After training, each Marine is assigned an MOS, or Military Occupational Specialty. The MOS for an infantry officer is 0301. After Chosin, we at the Basic School took to calling it 03-oh-shit! By year’s end, 1950, the situation in Korea was so grim that Truman was seriously considering removing all US forces from the peninsula. By New Year’s 1951, the second wave of the Chinese offensive had pushed the UN coalition south of the 38th parallel, forcing them to surrender Seoul for the second time. My Special Basic Class graduated around the time the Division broke out from their encirclement at Chosin. It was one of the Corps’ finest hours. But for us, it meant the war was just getting started. We had to fill out requests for next duty assignments. Most of us would be given orders to Korea, but most made their first choice something other than infantry. Only five lieutenants in my training company requested to lead a rifle platoon, and I was one of them. My orders were to report to Camp Pendleton, near San Diego, California, before shipping out across the Pacific.

I said goodbye to my parents in Bethesda. Dad gave me a .45 caliber Smith & Wesson revolver, saying that a personal weapon had been of comfort in the trenches.

He kissed me goodbye and hugged me. I can’t recall him doing either before. The family’s war history must have been on his mind as it was on mine. All through my deployment, my mother would garden nervously and dig holes in the yard.

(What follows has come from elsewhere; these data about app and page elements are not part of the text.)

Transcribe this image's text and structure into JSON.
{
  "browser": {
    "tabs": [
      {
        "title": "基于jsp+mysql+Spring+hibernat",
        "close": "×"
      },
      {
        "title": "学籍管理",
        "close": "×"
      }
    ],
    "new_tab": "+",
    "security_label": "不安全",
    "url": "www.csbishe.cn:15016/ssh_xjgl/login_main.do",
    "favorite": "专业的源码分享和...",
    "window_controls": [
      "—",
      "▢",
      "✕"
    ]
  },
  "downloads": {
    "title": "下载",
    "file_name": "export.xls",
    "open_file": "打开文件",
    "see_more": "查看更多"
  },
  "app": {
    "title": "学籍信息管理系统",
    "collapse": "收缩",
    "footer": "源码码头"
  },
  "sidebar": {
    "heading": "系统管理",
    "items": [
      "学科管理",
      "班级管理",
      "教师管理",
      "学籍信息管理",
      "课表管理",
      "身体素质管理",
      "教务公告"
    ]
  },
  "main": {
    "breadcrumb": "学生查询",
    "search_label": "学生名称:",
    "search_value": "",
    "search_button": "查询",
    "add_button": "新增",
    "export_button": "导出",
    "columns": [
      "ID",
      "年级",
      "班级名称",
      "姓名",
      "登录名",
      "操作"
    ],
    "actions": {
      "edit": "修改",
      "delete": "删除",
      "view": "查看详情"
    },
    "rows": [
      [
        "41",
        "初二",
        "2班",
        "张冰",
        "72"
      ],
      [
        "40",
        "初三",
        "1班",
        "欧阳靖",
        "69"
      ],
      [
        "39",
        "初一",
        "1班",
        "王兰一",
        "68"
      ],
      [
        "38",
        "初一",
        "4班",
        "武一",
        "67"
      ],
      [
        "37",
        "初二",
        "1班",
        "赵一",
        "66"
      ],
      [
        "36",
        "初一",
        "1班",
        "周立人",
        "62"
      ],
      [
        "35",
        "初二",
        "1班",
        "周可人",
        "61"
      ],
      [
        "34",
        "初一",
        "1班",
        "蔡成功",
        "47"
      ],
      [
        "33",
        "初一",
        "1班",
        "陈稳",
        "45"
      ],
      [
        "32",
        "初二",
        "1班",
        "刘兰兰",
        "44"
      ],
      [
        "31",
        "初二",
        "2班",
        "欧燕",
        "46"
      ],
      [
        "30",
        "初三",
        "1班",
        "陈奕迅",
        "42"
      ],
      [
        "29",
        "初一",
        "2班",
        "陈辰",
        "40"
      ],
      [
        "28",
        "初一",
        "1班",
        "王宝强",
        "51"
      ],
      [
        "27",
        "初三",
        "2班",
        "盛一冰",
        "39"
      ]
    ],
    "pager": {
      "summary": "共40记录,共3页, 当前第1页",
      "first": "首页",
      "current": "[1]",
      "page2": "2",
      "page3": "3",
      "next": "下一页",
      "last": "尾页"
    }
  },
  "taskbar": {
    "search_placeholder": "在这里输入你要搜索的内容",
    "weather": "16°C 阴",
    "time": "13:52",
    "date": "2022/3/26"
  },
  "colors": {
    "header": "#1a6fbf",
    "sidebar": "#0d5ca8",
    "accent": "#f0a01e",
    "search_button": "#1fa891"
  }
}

Mary and I planned to drive west in our 1949 Ford, but Mary was having trouble riding with the pregnancy, so she followed by train.

Rents were high in California, but a Basic School classmate, Angus Deming, and I found a house near the beach in Carlsbad. After moving into what would have been a dream home in other circumstances, Angus and I drove north to Camp Pendleton. Checking in, I explained to the weathered sergeant on duty that we had just arrived and gave the young wives’ bit and asked for an added week’s leave.

“The boat leaves Diego on Wednesday.”

[i] David Douglas Duncan, This is War! A Photo-Narrative of the Korean War.

Make Peace or Die: A life of Service, Leadership, and Nightmares is available through Amazon and Indiebound, or you can ask your local bookstore to order it. 

An early draft was featured on Jocko Podcast episode 196